The value in publishing the field reports, as well as the trove of State Department cables that WikiLeaks also obtained from Chelsea Manning, was in part the sheer volume of information: There were specific stories and details that were newsworthy, to be sure, but the bold act of tearing the cover of secrecy wholesale off of hundreds of thousands of official documents that were generated by a purportedly democratic government was breathtaking. They permitted global analysis of both our conduct of foreign policy and a largely undercovered war, and gave citizens a rare look inside the behaviors and thinking of officials who were acting in their name. At the time of those leaks, Assange described his vision as “scientific journalism”:

I want to set up a new standard: ‘scientific journalism.’ If you publish a paper on DNA, you are required, by all the good biological journals, to submit the data that has informed your research—the idea being that people will replicate it, check it, verify it. So this is something that needs to be done for journalism as well. There is an immediate power imbalance, in that readers are unable to verify what they are being told, and that leads to abuse.

But this DNC dump is a different animal, reeking of the sort of “information vandalism” that anti-secrecy activist Steven Aftergood has accused Assange of perpetrating. These emails were not official documents, they were not created by government employees. The logic of wholesale non-consensual transparency does not apply as cleanly to the email inboxes of political workers who do not act in the name of the citizenry. Yes, the DNC is a powerful institution, and yes, its internal machinations are newsworthy. But innocuous exchanges between DNC employees and their spouses or partners do not become evidence of corruption simply by virtue of their adjacency in a database to more substantive conversations about kneecapping Bernie Sanders. Nor do the Social Security numbers of Democratic donors—even the rich ones!—whose donations are already public in Federal Election Commission databases.

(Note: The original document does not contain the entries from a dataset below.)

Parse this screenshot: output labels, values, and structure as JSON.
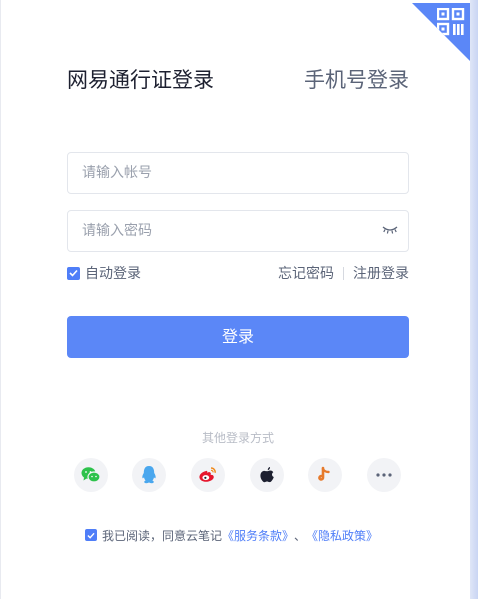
{
  "tabs": {
    "active": "网易通行证登录",
    "inactive": "手机号登录"
  },
  "form": {
    "account_placeholder": "请输入帐号",
    "password_placeholder": "请输入密码",
    "auto_login_label": "自动登录",
    "auto_login_checked": true,
    "forgot_password": "忘记密码",
    "register_login": "注册登录",
    "login_button": "登录"
  },
  "other_login": {
    "title": "其他登录方式",
    "providers": [
      "wechat-icon",
      "qq-icon",
      "weibo-icon",
      "apple-icon",
      "tiktok-icon",
      "more-icon"
    ]
  },
  "agreement": {
    "checked": true,
    "prefix": "我已阅读，同意云笔记",
    "terms": "《服务条款》",
    "separator": "、",
    "privacy": "《隐私政策》"
  },
  "colors": {
    "accent": "#5b87f7",
    "checkbox": "#4f7ef8",
    "wechat": "#2dc24b",
    "qq": "#4aa7ee",
    "weibo": "#e6162d",
    "apple": "#1d2030",
    "tiktok": "#e67a2c"
  }
}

It’s hard to explain this disregard. It could be some sort of ideological aversion to redacting even the most personal or pointless information. Or it could be a lack of manpower and time: Assange has never shied away from expressing his disdain for Hillary Clinton, and he certainly appears to have deliberately timed the release to maximally disrupt the proceedings of the DNC. It’s unclear how long he has had access to the data, but it could be that time ran out and he decided to publish and be damned. In any case, his failure to apply even his own “war, spying and corruption” to the release makes the whole thing look more like a personal vendetta than journalism, scientific or otherwise.


When contacted for comment, a spokesperson for Julian Assange, the publisher and creator of WikiLeaks, referred Gizmodo to the WikiLeaks Twitter page and his interview with DemocracyNow.

“Often it’s the case that we have to do a lot of exploration and marketing of the material we publish ourself to get a big political impact for it,” Assange told DemocracyNow. “But in this case we knew because of the impending DNC and the degree of interest in the U.S. election we didn’t need to establish partnerships with the New York Times or the Washington Post.”


According to Glenn Greenwald, the journalist who won a Pulitzer Prize for his work on Edward Snowden’s NSA documents, it is now harder than ever to defend WikiLeaks.

“I used to defend WikiLeaks all the time on the grounds that they were not indiscriminate dumpers of information,” Greenwald told Slate. “They were carefully protecting people’s reputations. And they have changed their view on that—and no longer believe, as Julian says, in redacting any information of any kind for any reason—and I definitely do not agree with that approach and think that they can be harmful to innocent people or other individuals in ways that I don’t think is acceptable.”


WikiLeaks was once a grand idea—a way to protect vulnerable sources while helping important information find its way to the public. Its successes changed the history of journalism. But the dream of scientific journalism has devolved into an egomaniacal campaign of attention-seeking, and a political war waged with documents Assange almost certainly received from Russian-backed hackers looking to influence the U.S. election.